This is possibly the best battery widget I’ve come across, and it’s free. The widget is still a beta, but I’ve had no problem. A paid version might show up later, but for now you should get it without reservation.
This is a game with narrow appeal, but not because there is anything wrong with it. On the contrary; it’s amazing. However, it’s only for Tegra-based tablets. Since so many people are suddenly rocking a Nexus 7 with a Tegra 3 chip, this game fits in perfectly. Auralux is a unique interstellar real time strategy (RTS) that will suck you right in.
The concept is simple. You start with control of one star, and each second that passes that star produces one unit. You use your units to claim other stars, capture enemy stars, and annihilate enemy units. Each level will have you taking on one or more enemy stars denoted by their color; you will always be blue, and the enemy might be red or green, for example.
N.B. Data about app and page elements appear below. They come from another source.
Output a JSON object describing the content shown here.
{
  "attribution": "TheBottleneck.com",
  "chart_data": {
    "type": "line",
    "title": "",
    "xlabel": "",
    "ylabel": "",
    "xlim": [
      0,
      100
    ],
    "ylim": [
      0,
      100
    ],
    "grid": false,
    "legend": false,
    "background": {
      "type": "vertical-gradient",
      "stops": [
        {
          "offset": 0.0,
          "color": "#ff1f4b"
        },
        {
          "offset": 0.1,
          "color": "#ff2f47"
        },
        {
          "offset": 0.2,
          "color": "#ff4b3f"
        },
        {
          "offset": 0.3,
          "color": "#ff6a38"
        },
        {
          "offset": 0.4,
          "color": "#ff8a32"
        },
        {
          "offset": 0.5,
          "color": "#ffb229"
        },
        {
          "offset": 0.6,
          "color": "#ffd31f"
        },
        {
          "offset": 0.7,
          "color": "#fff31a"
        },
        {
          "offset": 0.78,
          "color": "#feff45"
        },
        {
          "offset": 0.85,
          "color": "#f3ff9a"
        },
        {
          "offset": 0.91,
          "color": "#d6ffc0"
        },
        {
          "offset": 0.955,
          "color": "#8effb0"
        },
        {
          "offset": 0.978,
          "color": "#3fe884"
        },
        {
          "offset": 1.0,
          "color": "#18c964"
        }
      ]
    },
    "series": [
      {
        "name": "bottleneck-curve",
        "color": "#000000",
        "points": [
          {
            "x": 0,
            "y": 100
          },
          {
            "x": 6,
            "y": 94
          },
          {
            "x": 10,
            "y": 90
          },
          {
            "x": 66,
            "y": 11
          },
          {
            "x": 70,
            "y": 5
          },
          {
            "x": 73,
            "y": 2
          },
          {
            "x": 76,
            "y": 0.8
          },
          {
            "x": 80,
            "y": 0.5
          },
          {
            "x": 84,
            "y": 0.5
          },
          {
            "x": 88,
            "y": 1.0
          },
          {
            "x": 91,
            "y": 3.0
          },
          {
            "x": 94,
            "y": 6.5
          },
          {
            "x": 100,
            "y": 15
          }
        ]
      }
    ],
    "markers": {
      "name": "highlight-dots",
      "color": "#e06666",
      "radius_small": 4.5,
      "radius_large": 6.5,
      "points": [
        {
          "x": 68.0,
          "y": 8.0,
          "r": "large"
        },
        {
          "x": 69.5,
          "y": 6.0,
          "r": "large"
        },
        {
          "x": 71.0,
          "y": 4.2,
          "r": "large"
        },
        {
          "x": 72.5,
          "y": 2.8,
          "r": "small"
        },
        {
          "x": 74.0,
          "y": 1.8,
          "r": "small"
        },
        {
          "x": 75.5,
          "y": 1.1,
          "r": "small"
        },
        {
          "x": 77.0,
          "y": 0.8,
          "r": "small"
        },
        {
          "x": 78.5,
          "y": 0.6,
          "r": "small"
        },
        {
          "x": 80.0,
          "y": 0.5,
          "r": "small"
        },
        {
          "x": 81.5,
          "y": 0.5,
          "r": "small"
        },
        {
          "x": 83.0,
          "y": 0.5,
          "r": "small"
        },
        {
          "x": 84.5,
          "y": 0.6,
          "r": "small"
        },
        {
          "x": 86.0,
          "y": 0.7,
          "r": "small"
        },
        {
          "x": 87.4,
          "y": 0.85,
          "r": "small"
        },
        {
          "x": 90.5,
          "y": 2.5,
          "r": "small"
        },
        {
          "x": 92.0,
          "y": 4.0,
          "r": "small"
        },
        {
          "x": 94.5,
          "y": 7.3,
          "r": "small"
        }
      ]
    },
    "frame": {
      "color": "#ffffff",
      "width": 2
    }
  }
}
You control your units by selecting a group, then tapping someplace in space, or more likely on a nearby star to send them off. If you tap on a star, all your units in orbit of it will be selected. If you want to get units from multiple stars, or just a subset of the ones orbiting a star, press and drag with one finger to produce an expanding selection circle. You can zoom and pan with two-fingered gestures too.
Some stars can be upgraded to produce more units as denoted by the number of rings around them. You do this by merging your existing units with the star. Just select some units, and tap on the star. They will be lost, but you get closer to an upgrade. This is essential in most levels to have sufficient units to take out the enemy’s positions.
The strategy in this game is slow paced, but very in-depth. You have to plan ahead and move your units where they’re going to be needed. If you see a swarm of enemies coming at you through deep space from an unexpected direction, it’s probably too late. Make no mistake; this game is serious business.
The music is a little quiet much of the time, but it picks up and falls into rhythm with the action when battles are going on. This is where the name of the game comes in. Each collision between units produces a chord, which is very cool. The closer you are zoomed to the action, the louder the music is.
The graphics are nice, but not Tegra-nice. I’m not sure why this is a Tegra-only game, but it does have some nice lighting effects and particle physics. From a distance, your units look like specs of glowing dust, and up close they're little shimmering stars. Auralux is free with in-app purchases for more maps. There are 4-5 maps that you can play for free, so there’s a fair amount of content. Check this out if you have a compatible tablet.
That's all for this week's Roundup. I hope these picks treat you well. Let me know if you find a great new app.